Pong in F#

Why make Pong in F#?

Over the past month or so I have been grinding away learning about Functional Programming through the coursera program Programming Languages. It was a fantastic journey getting such a deep insight into the different paradigms and languages, and I highly recommend the course to anyone wanting to learn Functional principles from the ground up. However this is my first kinda large application where I can experience a problem, understand what I need from the solution and applying the solution, and repeat until the whole project is finished. I knew how to build the “outline” of Pong so the major issues will come from understanding the tools rather than the specification of the program.

Where I started

“Boilerplate”

Due to the lack of understand of the core fundamentals of the language I based a large amount of the boilerplate code on a repository by andreasfrom who built a snake game in F#. It was rather handy in that it provided me with ways to draw, movement, the gameloop itself etc.

The tools I used

I used Visual Studio (VS) 2015 to work on and build the project. As a first time VS user, I found it a very useful tool with just a few differences that I was unfamiliar with such as file the file management window (aptly titled the Solution Explorer). The most handy feature on VS was the ability to know the type of the functions with a single hover, as well as the inbuilt REPL where I could run any function independent of the other functions.

What did I learn

The Game “loop”

A very trippy attribute of game developing in F# was the fact that instead of a massive while loop where all of the functions ran, there was a recursive function which took in the ball and players, modified each with the given functions, drew them to the screen and input the newly modified versions back into itself.

Deeper intuition for Types

I had read so much about types, attempting to make sense of why there were so important to many functional developers, for example on one of the podcasts I listened to one of the researchers communicated with the compiler rather than against it using types to portray what they where trying to do. I did not understand what they meant, but I wanted to know.
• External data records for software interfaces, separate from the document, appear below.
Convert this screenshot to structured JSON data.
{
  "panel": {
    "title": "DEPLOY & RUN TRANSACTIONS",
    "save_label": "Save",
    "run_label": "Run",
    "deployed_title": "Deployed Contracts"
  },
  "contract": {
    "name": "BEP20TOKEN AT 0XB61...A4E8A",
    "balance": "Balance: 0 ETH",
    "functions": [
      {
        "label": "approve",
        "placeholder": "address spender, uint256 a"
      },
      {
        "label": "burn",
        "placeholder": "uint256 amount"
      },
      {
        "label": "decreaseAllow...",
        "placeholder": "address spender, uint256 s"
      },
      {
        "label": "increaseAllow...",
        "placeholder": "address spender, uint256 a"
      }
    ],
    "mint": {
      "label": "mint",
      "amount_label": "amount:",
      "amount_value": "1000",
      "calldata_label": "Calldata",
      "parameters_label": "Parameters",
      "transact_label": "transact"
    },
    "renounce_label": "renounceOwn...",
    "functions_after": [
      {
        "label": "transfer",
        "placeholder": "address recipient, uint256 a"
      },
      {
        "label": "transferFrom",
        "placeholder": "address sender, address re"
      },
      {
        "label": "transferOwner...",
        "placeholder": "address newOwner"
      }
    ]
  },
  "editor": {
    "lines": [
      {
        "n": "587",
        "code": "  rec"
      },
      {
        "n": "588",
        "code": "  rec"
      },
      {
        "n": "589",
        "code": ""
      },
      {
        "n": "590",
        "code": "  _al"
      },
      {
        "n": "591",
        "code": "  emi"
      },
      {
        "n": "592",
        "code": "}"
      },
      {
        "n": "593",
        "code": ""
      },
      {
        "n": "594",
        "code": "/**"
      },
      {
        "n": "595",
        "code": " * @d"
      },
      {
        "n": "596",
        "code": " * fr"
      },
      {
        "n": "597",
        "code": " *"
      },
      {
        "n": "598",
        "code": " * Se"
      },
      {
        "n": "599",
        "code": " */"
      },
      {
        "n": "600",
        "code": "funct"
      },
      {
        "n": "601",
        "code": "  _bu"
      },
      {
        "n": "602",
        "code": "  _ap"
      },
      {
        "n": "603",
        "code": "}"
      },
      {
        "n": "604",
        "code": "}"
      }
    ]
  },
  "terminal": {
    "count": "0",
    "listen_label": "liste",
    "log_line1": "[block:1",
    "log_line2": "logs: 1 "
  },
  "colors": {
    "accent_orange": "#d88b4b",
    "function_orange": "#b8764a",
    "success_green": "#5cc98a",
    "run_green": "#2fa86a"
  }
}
It wasn’t until I started using them actively in the project did I realise how inherently useful they were. For example, I originally planned to have two distinguishing types of objects within the game, the player object and the ball object, however as I was adding functionality to the ball I realised that if a player was made with the same attributes as the ball, the same functions could be utilised. In order test my observation, I used the functions around the ball I had already built at this point, I built a player as well as some functionality around the player to input up and down commands using the keyboard, and didn’t look at the implementation of the MoveObject function but instead looked at the type it took and returned (eg BallObject -> BallObject) . Of course it did the exact same thing to the player as it did to the ball. However I think the primary benefits I find come from when I have not built the project myself and, when building functionality, I can just glance at the types to know that the function will do what I expect with whatever I put into it.

I am hesitant to leave this section in because it does seem very simplistic, put this in get this out, but it honestly did come as a revelation to me at the time and hope it may benefit someone in the future.

Mutating the Immutable the problem

One of the issues that I had which I discovered was highly relevant to game developing in a functional language was returning the whole item every time I wanted to modify something within. On the bright side, this did make me realise that that is all functional programming is, taking some type of state and morphing it to the prefered state. In this case, once the ball was rolling, the ball and both players were in a new state after every single iteration (recursion?) of the GameLoop.

Reflections

Focus on Functionality

In the future, when doing a personal functional project, I would like to make a primary focus on building something more “functional”. What do I mean by that? Well, I am not entirely sure yet, I do know that there were several impure approaches I made to developing this game such as the morphableDirection variable. I have this in place because I could not think of an alternative, it gave me the chance to check a value and change the state of the function given that value while program was still running. From what I currently understand, there are ways to fix this issue with tools such as the IO monad from Haskell.

Focusing on purity is for a personal benefit of understanding the functional paradigm and not for any practical application as of yet.

Mutating the Immutable the Solution

I did ask if the issue of having to heave around so much every time can be solved, and the solution came from Haskell developers. They told me that this is one of the reasons for lenses ie creating a exact copy of the data with just the information you want changed morphed. This sounds great however the Haskell developers also made sure to tell me that it could not be done in F#.

Greater Modularity

The player and ball acted too much like objects, I think this comes down to how I come from an OO background, I thought of the ball and player as objects rather than functions. To partially remedy this, I will need create more modular interacting functions such as the direction as one function and the position as another an only combine them when necessary, not all of the time.

My Future Project

Because of my want to continue to understand Functional Development, I have now started a new pong project in Haskell. In this way, I am forced to build purity into the game, I will make a blog article later about my experiences with Haskell and a comparison with F# development.